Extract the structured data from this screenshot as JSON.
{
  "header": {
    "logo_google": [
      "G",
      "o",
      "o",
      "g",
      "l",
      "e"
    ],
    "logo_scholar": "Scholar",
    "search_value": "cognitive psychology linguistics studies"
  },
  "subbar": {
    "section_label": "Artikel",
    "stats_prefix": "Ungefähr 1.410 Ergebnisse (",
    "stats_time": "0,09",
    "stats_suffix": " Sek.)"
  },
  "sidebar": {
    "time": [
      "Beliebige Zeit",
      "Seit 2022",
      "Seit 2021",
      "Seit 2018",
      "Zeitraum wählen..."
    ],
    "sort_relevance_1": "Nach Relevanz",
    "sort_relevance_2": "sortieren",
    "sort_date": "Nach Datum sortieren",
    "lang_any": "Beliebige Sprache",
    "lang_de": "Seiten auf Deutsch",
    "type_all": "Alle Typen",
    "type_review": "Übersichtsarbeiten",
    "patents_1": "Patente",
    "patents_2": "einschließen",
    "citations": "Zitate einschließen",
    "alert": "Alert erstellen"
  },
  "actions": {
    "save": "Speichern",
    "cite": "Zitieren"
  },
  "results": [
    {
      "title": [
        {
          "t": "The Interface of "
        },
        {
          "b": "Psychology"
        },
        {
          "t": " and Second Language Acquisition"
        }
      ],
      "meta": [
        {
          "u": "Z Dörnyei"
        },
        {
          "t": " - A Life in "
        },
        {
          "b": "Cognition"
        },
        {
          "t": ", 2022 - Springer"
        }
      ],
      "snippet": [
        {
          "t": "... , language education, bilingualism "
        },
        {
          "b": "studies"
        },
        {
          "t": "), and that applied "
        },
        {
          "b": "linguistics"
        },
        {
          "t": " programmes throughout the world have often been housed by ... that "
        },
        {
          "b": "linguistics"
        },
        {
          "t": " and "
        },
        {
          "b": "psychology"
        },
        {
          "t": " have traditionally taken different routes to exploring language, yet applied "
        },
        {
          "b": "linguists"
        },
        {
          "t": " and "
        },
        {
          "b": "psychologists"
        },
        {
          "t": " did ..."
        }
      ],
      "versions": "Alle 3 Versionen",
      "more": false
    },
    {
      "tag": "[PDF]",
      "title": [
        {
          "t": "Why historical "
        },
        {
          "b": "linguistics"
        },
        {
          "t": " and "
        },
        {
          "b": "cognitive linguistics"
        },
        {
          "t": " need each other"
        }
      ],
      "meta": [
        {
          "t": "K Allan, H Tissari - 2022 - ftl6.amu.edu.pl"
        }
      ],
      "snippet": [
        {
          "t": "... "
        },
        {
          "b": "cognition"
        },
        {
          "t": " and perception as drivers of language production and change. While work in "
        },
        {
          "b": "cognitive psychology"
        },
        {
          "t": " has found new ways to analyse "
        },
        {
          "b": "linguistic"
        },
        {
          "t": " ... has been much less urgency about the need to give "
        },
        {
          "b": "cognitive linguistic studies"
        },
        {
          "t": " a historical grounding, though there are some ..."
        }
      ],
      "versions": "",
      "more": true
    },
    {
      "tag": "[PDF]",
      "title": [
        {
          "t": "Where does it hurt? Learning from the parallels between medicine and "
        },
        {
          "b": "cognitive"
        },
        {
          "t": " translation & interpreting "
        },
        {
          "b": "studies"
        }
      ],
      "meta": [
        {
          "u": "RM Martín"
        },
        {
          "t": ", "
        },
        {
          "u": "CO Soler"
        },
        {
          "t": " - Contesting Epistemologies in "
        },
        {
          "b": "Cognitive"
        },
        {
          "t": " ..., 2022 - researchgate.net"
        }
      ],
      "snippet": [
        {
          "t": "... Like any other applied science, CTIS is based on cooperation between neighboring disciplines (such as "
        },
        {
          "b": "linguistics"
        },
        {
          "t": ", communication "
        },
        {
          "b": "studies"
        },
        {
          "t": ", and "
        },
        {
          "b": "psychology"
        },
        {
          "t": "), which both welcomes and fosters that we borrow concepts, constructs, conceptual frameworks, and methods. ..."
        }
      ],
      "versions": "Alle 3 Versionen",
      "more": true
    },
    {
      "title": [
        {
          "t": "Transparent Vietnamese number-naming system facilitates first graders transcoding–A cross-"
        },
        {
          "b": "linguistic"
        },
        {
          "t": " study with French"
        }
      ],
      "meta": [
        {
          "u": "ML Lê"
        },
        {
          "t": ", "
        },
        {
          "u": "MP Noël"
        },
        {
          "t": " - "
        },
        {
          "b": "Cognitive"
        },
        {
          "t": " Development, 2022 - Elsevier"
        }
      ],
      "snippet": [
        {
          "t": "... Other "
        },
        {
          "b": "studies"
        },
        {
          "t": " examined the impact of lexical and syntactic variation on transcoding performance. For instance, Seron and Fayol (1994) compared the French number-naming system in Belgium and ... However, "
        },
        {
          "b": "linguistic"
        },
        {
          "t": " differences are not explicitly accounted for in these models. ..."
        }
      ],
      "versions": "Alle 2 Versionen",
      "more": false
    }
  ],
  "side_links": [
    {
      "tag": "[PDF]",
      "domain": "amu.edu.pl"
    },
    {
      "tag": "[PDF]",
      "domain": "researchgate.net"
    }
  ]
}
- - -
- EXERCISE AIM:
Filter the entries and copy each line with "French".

- ANSWER SECTION:
          "t": " study with French"
          "t": " examined the impact of lexical and syntactic variation on transcoding performance. For instance, Seron and Fayol (1994) compared the French number-naming system in Belgium and ... However, "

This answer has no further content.